"They didn't have enough material to construct the entire vagina," Jazz described to her followers in the weeks leading up to her surgery.
Jazz explains the solution: "So they're using a special procedure to extract my peritoneal lining."
The peritoneal lining is a membrane that lines the abdominal cavity and covers most of the intra-abdominal organs.
The membrane, as Jazz notes, is regenerative.
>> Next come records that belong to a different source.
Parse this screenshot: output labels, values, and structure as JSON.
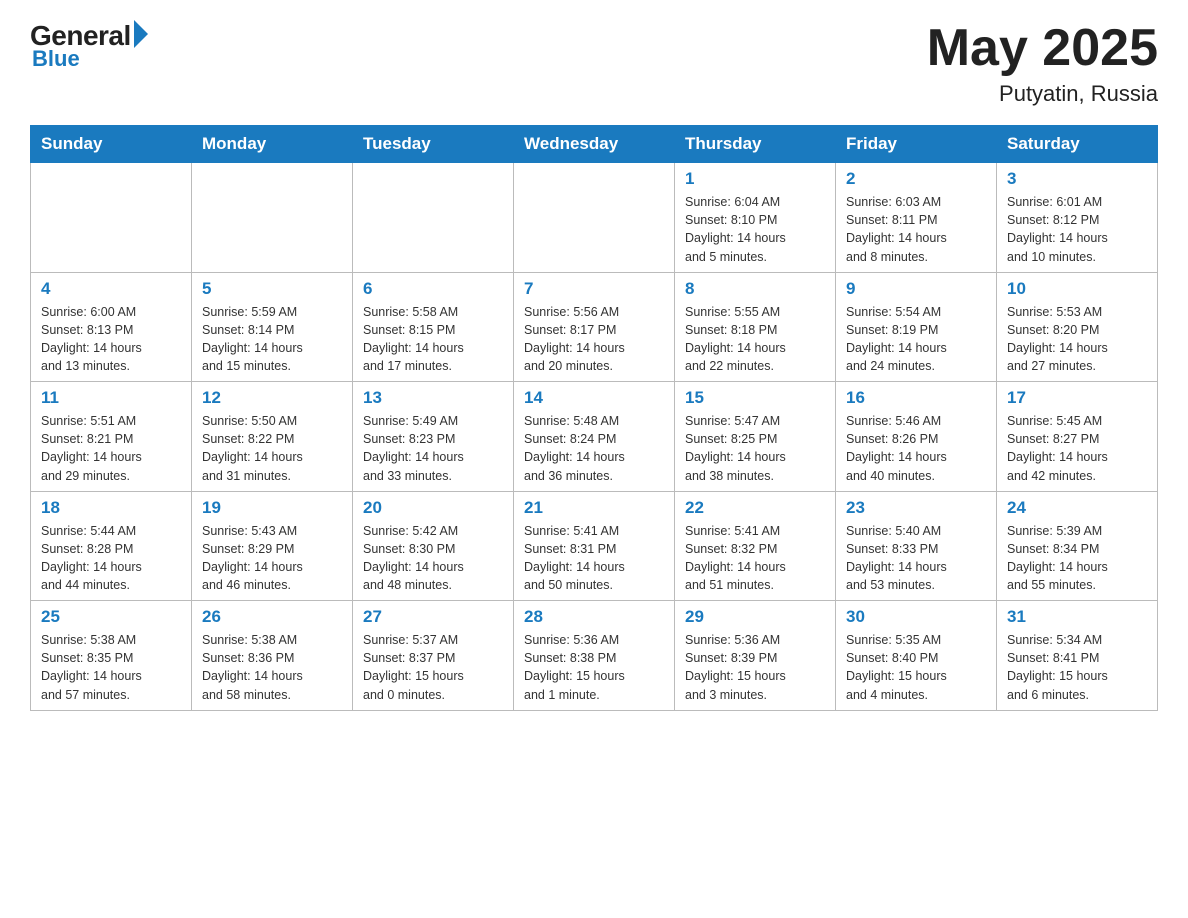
{
  "header": {
    "logo": {
      "general": "General",
      "blue": "Blue"
    },
    "title": "May 2025",
    "location": "Putyatin, Russia"
  },
  "calendar": {
    "days_of_week": [
      "Sunday",
      "Monday",
      "Tuesday",
      "Wednesday",
      "Thursday",
      "Friday",
      "Saturday"
    ],
    "weeks": [
      [
        {
          "day": "",
          "info": ""
        },
        {
          "day": "",
          "info": ""
        },
        {
          "day": "",
          "info": ""
        },
        {
          "day": "",
          "info": ""
        },
        {
          "day": "1",
          "info": "Sunrise: 6:04 AM\nSunset: 8:10 PM\nDaylight: 14 hours\nand 5 minutes."
        },
        {
          "day": "2",
          "info": "Sunrise: 6:03 AM\nSunset: 8:11 PM\nDaylight: 14 hours\nand 8 minutes."
        },
        {
          "day": "3",
          "info": "Sunrise: 6:01 AM\nSunset: 8:12 PM\nDaylight: 14 hours\nand 10 minutes."
        }
      ],
      [
        {
          "day": "4",
          "info": "Sunrise: 6:00 AM\nSunset: 8:13 PM\nDaylight: 14 hours\nand 13 minutes."
        },
        {
          "day": "5",
          "info": "Sunrise: 5:59 AM\nSunset: 8:14 PM\nDaylight: 14 hours\nand 15 minutes."
        },
        {
          "day": "6",
          "info": "Sunrise: 5:58 AM\nSunset: 8:15 PM\nDaylight: 14 hours\nand 17 minutes."
        },
        {
          "day": "7",
          "info": "Sunrise: 5:56 AM\nSunset: 8:17 PM\nDaylight: 14 hours\nand 20 minutes."
        },
        {
          "day": "8",
          "info": "Sunrise: 5:55 AM\nSunset: 8:18 PM\nDaylight: 14 hours\nand 22 minutes."
        },
        {
          "day": "9",
          "info": "Sunrise: 5:54 AM\nSunset: 8:19 PM\nDaylight: 14 hours\nand 24 minutes."
        },
        {
          "day": "10",
          "info": "Sunrise: 5:53 AM\nSunset: 8:20 PM\nDaylight: 14 hours\nand 27 minutes."
        }
      ],
      [
        {
          "day": "11",
          "info": "Sunrise: 5:51 AM\nSunset: 8:21 PM\nDaylight: 14 hours\nand 29 minutes."
        },
        {
          "day": "12",
          "info": "Sunrise: 5:50 AM\nSunset: 8:22 PM\nDaylight: 14 hours\nand 31 minutes."
        },
        {
          "day": "13",
          "info": "Sunrise: 5:49 AM\nSunset: 8:23 PM\nDaylight: 14 hours\nand 33 minutes."
        },
        {
          "day": "14",
          "info": "Sunrise: 5:48 AM\nSunset: 8:24 PM\nDaylight: 14 hours\nand 36 minutes."
        },
        {
          "day": "15",
          "info": "Sunrise: 5:47 AM\nSunset: 8:25 PM\nDaylight: 14 hours\nand 38 minutes."
        },
        {
          "day": "16",
          "info": "Sunrise: 5:46 AM\nSunset: 8:26 PM\nDaylight: 14 hours\nand 40 minutes."
        },
        {
          "day": "17",
          "info": "Sunrise: 5:45 AM\nSunset: 8:27 PM\nDaylight: 14 hours\nand 42 minutes."
        }
      ],
      [
        {
          "day": "18",
          "info": "Sunrise: 5:44 AM\nSunset: 8:28 PM\nDaylight: 14 hours\nand 44 minutes."
        },
        {
          "day": "19",
          "info": "Sunrise: 5:43 AM\nSunset: 8:29 PM\nDaylight: 14 hours\nand 46 minutes."
        },
        {
          "day": "20",
          "info": "Sunrise: 5:42 AM\nSunset: 8:30 PM\nDaylight: 14 hours\nand 48 minutes."
        },
        {
          "day": "21",
          "info": "Sunrise: 5:41 AM\nSunset: 8:31 PM\nDaylight: 14 hours\nand 50 minutes."
        },
        {
          "day": "22",
          "info": "Sunrise: 5:41 AM\nSunset: 8:32 PM\nDaylight: 14 hours\nand 51 minutes."
        },
        {
          "day": "23",
          "info": "Sunrise: 5:40 AM\nSunset: 8:33 PM\nDaylight: 14 hours\nand 53 minutes."
        },
        {
          "day": "24",
          "info": "Sunrise: 5:39 AM\nSunset: 8:34 PM\nDaylight: 14 hours\nand 55 minutes."
        }
      ],
      [
        {
          "day": "25",
          "info": "Sunrise: 5:38 AM\nSunset: 8:35 PM\nDaylight: 14 hours\nand 57 minutes."
        },
        {
          "day": "26",
          "info": "Sunrise: 5:38 AM\nSunset: 8:36 PM\nDaylight: 14 hours\nand 58 minutes."
        },
        {
          "day": "27",
          "info": "Sunrise: 5:37 AM\nSunset: 8:37 PM\nDaylight: 15 hours\nand 0 minutes."
        },
        {
          "day": "28",
          "info": "Sunrise: 5:36 AM\nSunset: 8:38 PM\nDaylight: 15 hours\nand 1 minute."
        },
        {
          "day": "29",
          "info": "Sunrise: 5:36 AM\nSunset: 8:39 PM\nDaylight: 15 hours\nand 3 minutes."
        },
        {
          "day": "30",
          "info": "Sunrise: 5:35 AM\nSunset: 8:40 PM\nDaylight: 15 hours\nand 4 minutes."
        },
        {
          "day": "31",
          "info": "Sunrise: 5:34 AM\nSunset: 8:41 PM\nDaylight: 15 hours\nand 6 minutes."
        }
      ]
    ]
  }
}
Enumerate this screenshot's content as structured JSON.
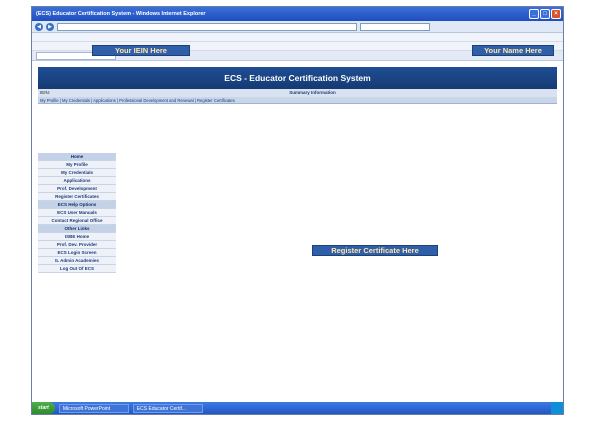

You can think of it like an internal skin graft.
"They take that out laparoscopically through my bellybutton or whatever," Jazz explains. "They use that and harvest that and use that to make the vaginal canal."
And, as she explains, there are some definite benefits to using this method to perform the surgery.
"It's better," Jazz says. "Because it looks like real vagina tissue and it feels more like real vagina tissue."
Jazz will of course have to recover from her surgery and become accustomed to her new anatomy.
Her fans are happy for her and showered her with congratulatory messages.
Unfortunately, Jazz has to contend with more than her share of trolls, even though she's a teenage minor.
We're not just talking about Derick Dillard's transphobic attack. There are a lot of these people.
Just glancing at her post-op selfie, we could see multiple harassing messages from an Instagram account with no posts of its own that follows only Jazz -- meaning that someone created it specifically to leave her nasty comments.
But Jazz explains why she puts up with the hate and vitriol instead of quietly transitioning and living her life outside of the spotlight.
"The reason why I'm being so open and documenting my journey with this procedure," Jazz explains on her YouTube channel.
"Is because I feel like education is super important," Jazz says. She's right.
"If I put out this information for people to see," Jazz continues. "They won't need to ask any more questions."
"And also," Jazz adds. "It's educational within the community, as well."
Like we said, not all trans kids come from such loving and supporting families. But those parents who do support their kids might have questions.
"A lot of parents who have transgender kids are like, 'what do I do? I don't know much about this process!'" Jazz explains.
"And seeing our show kind of helps them realize what steps they could take to help their kids and what the journey might look like in the future," Jazz concludes.